C. Planning is forward looking. Planning is in keeping with the adage, “look before you
leap”. Thus planning means looking ahead. It is futuristic in nature since it is performed
to accomplish some objectives in future
D. Planning pervades all managerial activity. Planning is the basic function of managers
at all levels, although the nature and scope of planning will vary at each level.
E. Planning is the primary function. Planning logically precedes the execution of all other
managerial functions, since managerial activities in organizing, staffing, directing and
controlling are designed to support the attainment of organizational goals. Thus,
management is a circular process beginning with planning and returning to planning for
revision and adjustment.
F. Planning is based on facts. Planning is a conscious determination and projection of a
course of action for the future. It is based on objectives, facts and considered forecasts.
Thus, planning is not a guess work.
G. Planning is flexible. Planning is a dynamic process capable of adjustments in
accordance with the needs and requirements of the situations. Thus, planning has to be
flexible and cannot be rigid.
H. Planning is essentially decision making. Planning is a choice activity as the planning
process involves finding the alternatives and the selection of the best. Thus, decision
making is the cardinal part of planning.
Objectives and Goals
Goals and objectives provide the foundation for measurement. Goals are outcome
statements that define what an organization is trying to accomplish, both programmatically and
organizationally. Objectives are very precise, time-based, measurable actions that support the
completion of a goal.

Mission and Vision
A vision is a dream or a picture to be achieved ultimately. It forms mental image of future
to which people can align. Describes something possible not necessarily predictable. While
Mission states the business reason for the organization's existence. It provides basis for
decisions on resource allocation and appropriate objectives.
Policies
The set of basic principles and associated guidelines, formulated and enforced by the
governing body of an organization, to direct and limit its actions in pursuit of long-term goals.
Procedures
A procedure is a series of steps, taken together, to achieve a desired result. It is a
particular way of accomplishing something as in a repetitive approach, process or cycle to
accomplish an end result.
Rule
Authoritative statement of what to do or not to do in a specific situation, issued by an
appropriate person or body. It clarifies, demarcates, or interprets a law or policy.
Budget
An estimate of costs, revenues, and resources over a specified period, reflecting a
reading of future financial conditions and goals.
Strategy
A method or plan chosen to bring about a desired future, such as achievement of a goal
or solution to a problem.

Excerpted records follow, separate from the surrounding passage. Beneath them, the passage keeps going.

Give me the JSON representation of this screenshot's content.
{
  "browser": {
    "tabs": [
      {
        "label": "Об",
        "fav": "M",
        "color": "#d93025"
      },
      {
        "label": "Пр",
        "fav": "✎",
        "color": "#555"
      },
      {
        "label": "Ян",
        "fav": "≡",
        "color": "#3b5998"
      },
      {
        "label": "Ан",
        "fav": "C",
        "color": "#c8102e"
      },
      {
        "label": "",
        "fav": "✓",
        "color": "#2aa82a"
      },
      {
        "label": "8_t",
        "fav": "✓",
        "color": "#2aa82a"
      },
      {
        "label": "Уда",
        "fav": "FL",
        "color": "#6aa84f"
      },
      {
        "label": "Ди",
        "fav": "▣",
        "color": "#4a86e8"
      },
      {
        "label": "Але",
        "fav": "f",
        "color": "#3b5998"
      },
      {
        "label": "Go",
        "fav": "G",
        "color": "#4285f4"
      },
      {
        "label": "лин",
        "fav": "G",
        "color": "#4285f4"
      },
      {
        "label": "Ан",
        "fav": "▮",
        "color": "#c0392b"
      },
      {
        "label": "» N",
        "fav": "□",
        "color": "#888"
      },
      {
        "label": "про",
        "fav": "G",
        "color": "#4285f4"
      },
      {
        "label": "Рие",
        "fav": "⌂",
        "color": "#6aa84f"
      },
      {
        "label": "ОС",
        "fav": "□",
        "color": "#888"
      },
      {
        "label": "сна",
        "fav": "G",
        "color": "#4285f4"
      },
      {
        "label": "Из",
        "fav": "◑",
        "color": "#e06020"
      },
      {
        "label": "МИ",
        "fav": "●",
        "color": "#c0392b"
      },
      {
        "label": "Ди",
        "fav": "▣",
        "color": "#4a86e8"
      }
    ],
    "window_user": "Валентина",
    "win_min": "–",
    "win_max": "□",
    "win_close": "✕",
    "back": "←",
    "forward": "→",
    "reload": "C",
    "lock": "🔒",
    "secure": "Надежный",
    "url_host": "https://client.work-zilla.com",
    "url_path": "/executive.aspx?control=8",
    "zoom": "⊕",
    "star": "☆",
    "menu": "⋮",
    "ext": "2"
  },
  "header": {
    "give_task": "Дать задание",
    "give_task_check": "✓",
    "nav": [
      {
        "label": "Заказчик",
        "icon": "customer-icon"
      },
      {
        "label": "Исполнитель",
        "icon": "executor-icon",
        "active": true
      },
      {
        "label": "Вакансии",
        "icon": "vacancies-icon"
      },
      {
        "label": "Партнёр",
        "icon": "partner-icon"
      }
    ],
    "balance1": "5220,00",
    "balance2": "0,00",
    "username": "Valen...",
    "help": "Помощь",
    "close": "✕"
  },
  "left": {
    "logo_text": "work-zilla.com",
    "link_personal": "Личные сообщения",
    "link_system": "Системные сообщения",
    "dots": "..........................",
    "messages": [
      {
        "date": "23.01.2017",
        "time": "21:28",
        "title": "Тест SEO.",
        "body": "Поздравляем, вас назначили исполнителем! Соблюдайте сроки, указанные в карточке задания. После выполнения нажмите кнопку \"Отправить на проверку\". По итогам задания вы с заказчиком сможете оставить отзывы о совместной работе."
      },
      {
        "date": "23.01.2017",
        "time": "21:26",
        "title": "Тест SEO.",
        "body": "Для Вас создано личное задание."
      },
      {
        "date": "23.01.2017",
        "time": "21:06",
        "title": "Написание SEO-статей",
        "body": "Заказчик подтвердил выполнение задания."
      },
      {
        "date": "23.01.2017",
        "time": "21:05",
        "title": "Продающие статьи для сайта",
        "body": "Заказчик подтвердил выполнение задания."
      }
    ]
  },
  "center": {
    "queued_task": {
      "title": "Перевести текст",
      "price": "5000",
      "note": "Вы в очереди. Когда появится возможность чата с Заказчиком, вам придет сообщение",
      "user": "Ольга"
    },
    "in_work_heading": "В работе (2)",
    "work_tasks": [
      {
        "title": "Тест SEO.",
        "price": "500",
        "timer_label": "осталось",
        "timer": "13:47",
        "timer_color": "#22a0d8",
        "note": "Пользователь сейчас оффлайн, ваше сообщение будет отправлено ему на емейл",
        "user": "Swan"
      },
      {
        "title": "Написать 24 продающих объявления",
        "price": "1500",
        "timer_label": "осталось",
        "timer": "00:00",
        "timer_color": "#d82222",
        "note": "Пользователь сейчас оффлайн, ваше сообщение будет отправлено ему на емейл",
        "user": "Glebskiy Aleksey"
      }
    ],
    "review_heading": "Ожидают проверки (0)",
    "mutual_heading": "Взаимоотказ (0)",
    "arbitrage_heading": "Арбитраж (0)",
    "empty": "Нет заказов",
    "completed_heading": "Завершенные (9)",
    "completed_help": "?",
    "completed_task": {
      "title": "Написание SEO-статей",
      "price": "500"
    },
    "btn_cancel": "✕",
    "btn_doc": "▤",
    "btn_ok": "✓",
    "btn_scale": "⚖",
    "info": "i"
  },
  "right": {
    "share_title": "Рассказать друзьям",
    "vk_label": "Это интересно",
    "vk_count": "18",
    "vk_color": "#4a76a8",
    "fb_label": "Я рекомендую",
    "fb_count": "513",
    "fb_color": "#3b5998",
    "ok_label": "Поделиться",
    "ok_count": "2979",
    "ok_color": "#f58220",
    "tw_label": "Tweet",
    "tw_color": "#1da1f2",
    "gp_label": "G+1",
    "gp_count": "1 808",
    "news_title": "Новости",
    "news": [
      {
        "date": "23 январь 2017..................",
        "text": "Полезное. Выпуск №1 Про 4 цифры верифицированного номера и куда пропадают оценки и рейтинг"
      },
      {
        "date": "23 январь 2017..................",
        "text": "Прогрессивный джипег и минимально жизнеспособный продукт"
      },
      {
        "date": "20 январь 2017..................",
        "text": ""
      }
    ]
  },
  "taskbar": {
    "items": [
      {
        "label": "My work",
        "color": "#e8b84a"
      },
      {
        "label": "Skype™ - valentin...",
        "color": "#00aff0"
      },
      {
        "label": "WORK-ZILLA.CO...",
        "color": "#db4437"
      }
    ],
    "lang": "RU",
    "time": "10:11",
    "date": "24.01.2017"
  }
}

14 PRINCIPLES OF MANAGEMENT BY HENRI FAYOL
1. Division of Work. This principle tells us that as far as possible the whole work should
be divided into different parts and each individual should be assigned only one part of
the work according to his ability and taste.
2. Authority and Responsibility. In this principle, authority and responsibility should go
hand in hand. It means that when a particular individual is given a particular work and he
is made responsible for the results, this can be possible only when if he is given
sufficient authority to discharge his responsibility.
3. Discipline. This means obedience, respect for authority, and observance of established
rules.
4. Unity of command. An individual employee should receive orders only from one
superior at a time and that employee should be answerable only to that superior.
5. Unity of direction.
REFERENCES:
https://www.scribd.com/doc/25420973/Nature-of-Planning

http://cocreatr.typepad.com/everyone_is_a_beginner_or/2012/04/defining-vision-mission-goalsand-objectives.html
http://www.businessdictionary.com/definition/policy.html#ixzz4CeDSFum4
https://www.bizmanualz.com/save-time-writing-procedures/what-is-a-procedure.html
http://www.businessdictionary.com/definition/rule.html
http://www.businessdictionary.com/definition/budget.html
http://www.businessdictionary.com/definition/strategy.html
http://www.yourarticlelibrary.com/management/14-fundamental-principles-of-managementformulated-by-henry-fayol/879/